Sanford Burnham Prebys researchers receive ACS grants to advance work on difficult-to-treat cancers

Two faculty members from Sanford Burnham Prebys have been awarded grants from the American Cancer Society (ACS), the largest not-for-profit funding body for scientists studying cancer. Associate Professor Cosimo Commisso, Ph.D., and Assistant Professor Svasti Haricharan, Ph.D., each received competitive awards to advance their work on difficult-to-treat cancers.

Grants from the American Cancer Society let researchers explore new ideas and join a network of scientists looking for ways to improve the lives of people with cancer. It is outstanding that our Institute has received two of these unique grants in the same year."

Professor Cosimo Commisso, Ph.D., Sanford Burnham Prebys

"Studies like these, which are not aligned with current dogma in the field, are often impossible to fund through the highly conservative peer review system for the National Institutes of Health," says Haricharan. "This is where ACS makes a huge difference, especially to early-career researchers like me-;by trusting in the potential of radically new ideas to change lives."

Cosimo Commisso, Ph.D. -; Starving pancreatic tumors

Associate Professor Cosimo Commisso was awarded a two-year grant to explore the potential of treating pancreatic cancer by blocking the metabolism of glutamine, a nutrient that pancreatic tumors need to grow.

"There are already early clinical trials for this approach in lung cancer," says Commisso. "Studying it in pancreatic cancer is essentially a way to try and get the most out of therapies that are already being developed."

Pancreatic cancer accounts for just 3% of cancer cases in the United States, but it is so difficult to treat that it is projected to become the second-leading cause of cancer-related death by 2030. According to the National Cancer Institute, about 49,830 people will die from pancreatic cancer in the United States in 2022.

"This project really has the potential to benefit patients directly and to do it quickly," says Commisso. "That's why it's worth doing even if we don't know the outcome.
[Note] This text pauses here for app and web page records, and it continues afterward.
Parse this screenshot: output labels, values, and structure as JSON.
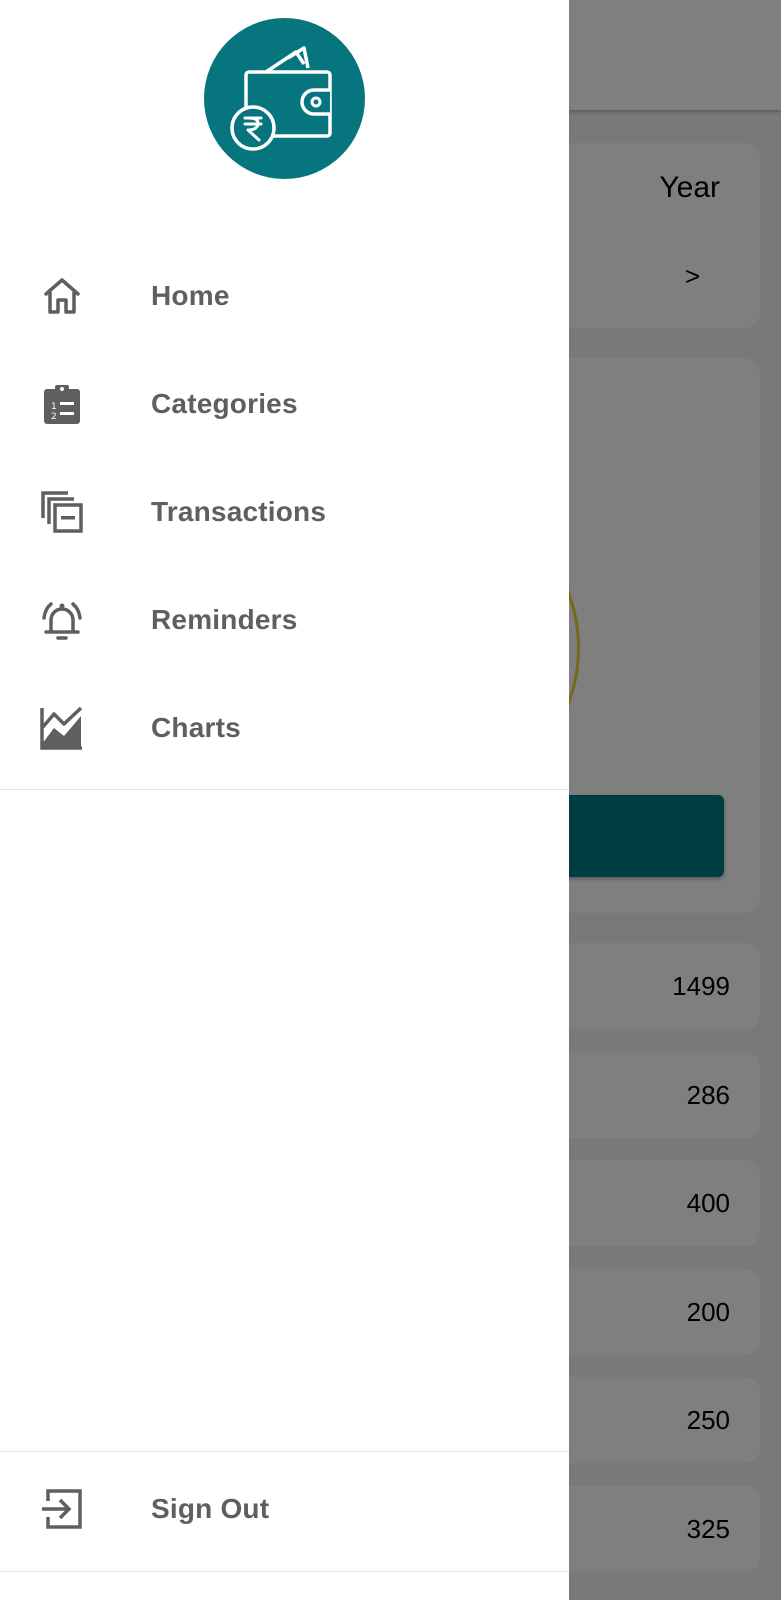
{
  "background": {
    "period_label": "Year",
    "period_next": ">",
    "rows": [
      "1499",
      "286",
      "400",
      "200",
      "250",
      "325"
    ]
  },
  "drawer": {
    "logo": {
      "icon": "wallet-rupee-icon",
      "color": "#06757d"
    },
    "items": [
      {
        "label": "Home",
        "icon": "home-icon"
      },
      {
        "label": "Categories",
        "icon": "clipboard-list-icon"
      },
      {
        "label": "Transactions",
        "icon": "stacked-cards-icon"
      },
      {
        "label": "Reminders",
        "icon": "bell-ringing-icon"
      },
      {
        "label": "Charts",
        "icon": "area-chart-icon"
      }
    ],
    "footer_item": {
      "label": "Sign Out",
      "icon": "sign-out-icon"
    }
  },
  "colors": {
    "accent": "#06757d",
    "label_text": "#5f5f5f",
    "icon": "#5f5f5f"
  }
}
We have nothing to lose and everything to gain."

Cosimo Comisso, Ph.D., will be supported by a Discovery Boost Grant, DBG-22-172-01-TBE, from the American Cancer Society. The grant is titled "Harnessing Metabolic Dependencies to Develop Novel Therapeutic Modalities for Pancreatic Cancer."

Svasti Haricharan, Ph.D -; Unraveling treatment-resistant breast cancer

Assistant Professor Svasti Haricharan was awarded a four-year grant to advance her work on one of the most common types of breast cancer. Haricharan's project will study how molecular decisions made by cells during the earliest stages of cancer formation impact how the disease will eventually respond to treatment.

"Therapy resistance is one of the leading causes of breast cancer–related death, but we still don't understand what causes it or why it happens in some people but not in others," says Haricharan. "This project gives us the opportunity to explore how molecular events occurring early in cancer formation directly contribute to the eventual life-or-death outcome of the patient."

The results of the research will help scientists and clinicians start patients on the most effective therapies for breast cancer sooner rather than later, which will help avoid unnecessary treatment cycles and also help improve outcomes.

Svasti Haricharan, Ph.D. will be supported by a Research Scholar Grant, RSG-22-094-01-CCB, from the American Cancer Society. The grant is titled "DNA damage repair and CHEK2 mediated endocrine therapy resistance in breast cancer."

Comments

The opinions expressed here are the views of the writer and do not necessarily reflect the views and opinions of News Medical.
Post a new comment
Post
You might also like...
Researchers develop 3D organoid model to advance understanding of gastroesophageal junction cancer